Not everything that is legal is moral. They should just remove those without waiting for the Comelec to issue a formal order. That order from the Comelec would humiliate them. If I were one of those candidates I would just voluntarily pull out those advertisements. If you read between the lines of the Anti-graft Law, that would be a case that a member of Congress should observe self inhibition in endorsing any commercial product because of any potential of conflict of interest.
28 May 2008
Chair Jose A.R. Melo
Commission on Elections
Dear Chair Melo:
This is to respectfully request a Comelec Resolution on the implementation of BP Blg. 881, the Omnibus Election Code of 1985, particularly Sec. 80, which makes it unlawful for any person to engage in an election campaign or partisan political activity, except during the campaign period.
This prohibition against premature campaigning is blatantly circumvented at present, under any or all of the following disreputable claims:
Since under Sec. 79 (a), “candidate” refers only to a person who has filed a certificate of candidacy, allegedly the prohibition does not apply to a person who has not yet filed the certificate.
Since Sec. 79 (b) allows campaign acts, if performed for enhancing the chances of aspirants for nomination of a political party, allegedly the prohibition does not apply.
Since Sec. 79 last paragraph allows public expression on probable issues or on attributes of probable candidates for nomination of a political party, allegedly the prohibition does not apply.

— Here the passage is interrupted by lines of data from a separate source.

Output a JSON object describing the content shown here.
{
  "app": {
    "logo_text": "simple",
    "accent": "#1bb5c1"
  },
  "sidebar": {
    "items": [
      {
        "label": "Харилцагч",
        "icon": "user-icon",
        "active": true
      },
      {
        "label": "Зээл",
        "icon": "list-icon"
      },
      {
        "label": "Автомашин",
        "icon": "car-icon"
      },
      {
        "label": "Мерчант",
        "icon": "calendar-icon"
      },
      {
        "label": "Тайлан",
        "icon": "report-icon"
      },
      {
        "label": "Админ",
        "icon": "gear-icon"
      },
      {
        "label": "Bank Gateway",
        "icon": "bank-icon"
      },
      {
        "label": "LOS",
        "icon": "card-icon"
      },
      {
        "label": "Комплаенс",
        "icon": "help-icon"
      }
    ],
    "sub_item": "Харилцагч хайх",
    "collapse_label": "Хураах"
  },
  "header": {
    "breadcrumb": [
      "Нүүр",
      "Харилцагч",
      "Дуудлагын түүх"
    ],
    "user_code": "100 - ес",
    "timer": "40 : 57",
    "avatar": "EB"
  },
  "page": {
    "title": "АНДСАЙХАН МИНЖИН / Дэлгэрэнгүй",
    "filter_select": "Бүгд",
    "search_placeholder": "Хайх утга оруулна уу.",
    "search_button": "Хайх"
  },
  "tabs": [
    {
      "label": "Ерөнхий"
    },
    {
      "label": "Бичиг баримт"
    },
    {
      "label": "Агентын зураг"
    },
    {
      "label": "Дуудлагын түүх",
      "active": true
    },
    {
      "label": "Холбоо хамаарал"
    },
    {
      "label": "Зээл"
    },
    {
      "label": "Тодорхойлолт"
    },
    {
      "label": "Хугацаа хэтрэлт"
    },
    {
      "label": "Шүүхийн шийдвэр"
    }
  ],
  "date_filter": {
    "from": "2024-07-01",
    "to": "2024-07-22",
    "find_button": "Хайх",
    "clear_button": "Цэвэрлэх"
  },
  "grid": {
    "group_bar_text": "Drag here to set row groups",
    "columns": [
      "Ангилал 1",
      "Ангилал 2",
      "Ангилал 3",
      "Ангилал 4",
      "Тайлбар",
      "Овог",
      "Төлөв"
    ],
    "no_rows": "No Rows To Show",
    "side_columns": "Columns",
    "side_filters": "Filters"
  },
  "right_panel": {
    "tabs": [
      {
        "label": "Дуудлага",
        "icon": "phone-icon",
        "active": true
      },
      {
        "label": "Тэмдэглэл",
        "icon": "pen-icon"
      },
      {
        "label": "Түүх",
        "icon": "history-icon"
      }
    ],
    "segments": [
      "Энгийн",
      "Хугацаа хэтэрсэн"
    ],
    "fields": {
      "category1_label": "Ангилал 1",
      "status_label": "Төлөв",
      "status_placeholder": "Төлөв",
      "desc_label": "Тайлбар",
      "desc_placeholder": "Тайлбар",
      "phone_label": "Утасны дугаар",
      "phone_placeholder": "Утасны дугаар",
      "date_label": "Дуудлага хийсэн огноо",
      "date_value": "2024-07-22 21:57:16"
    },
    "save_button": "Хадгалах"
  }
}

Such claims are specious and made in bad faith, because Sec. 79 (5) specifically defines an “election campaign” or “partisan political activity” as: “Directly or indirectly soliciting votes, pledges, or support for or against a candidate.”
I respectfully submit that it is Comelec, not Congress, which has primary jurisdiction to interpret the Election Code, under the Constitution, Article 9 (C) and Sec. 2 (1) vesting the Comelec with the power to: “Enforce and administer all laws and regulations relative to the conduct of an election . . . .”
I respectfully file this request, in response to mounting media and public clamor to stop the ongoing premature campaign of certain candidates. It is unacceptable for lawmakers themselves to violate the law, by invoking deceptive technicalities to circumvent that law. I do not direct this request against any particular candidate. But as a lawyer, I merely want to make a humble contribution to the rule of law.
(Sgd.)MIRIAM DEFENSOR SANTIAGO
Labels: Commission on Elections, election law, graft and corruption, Miriam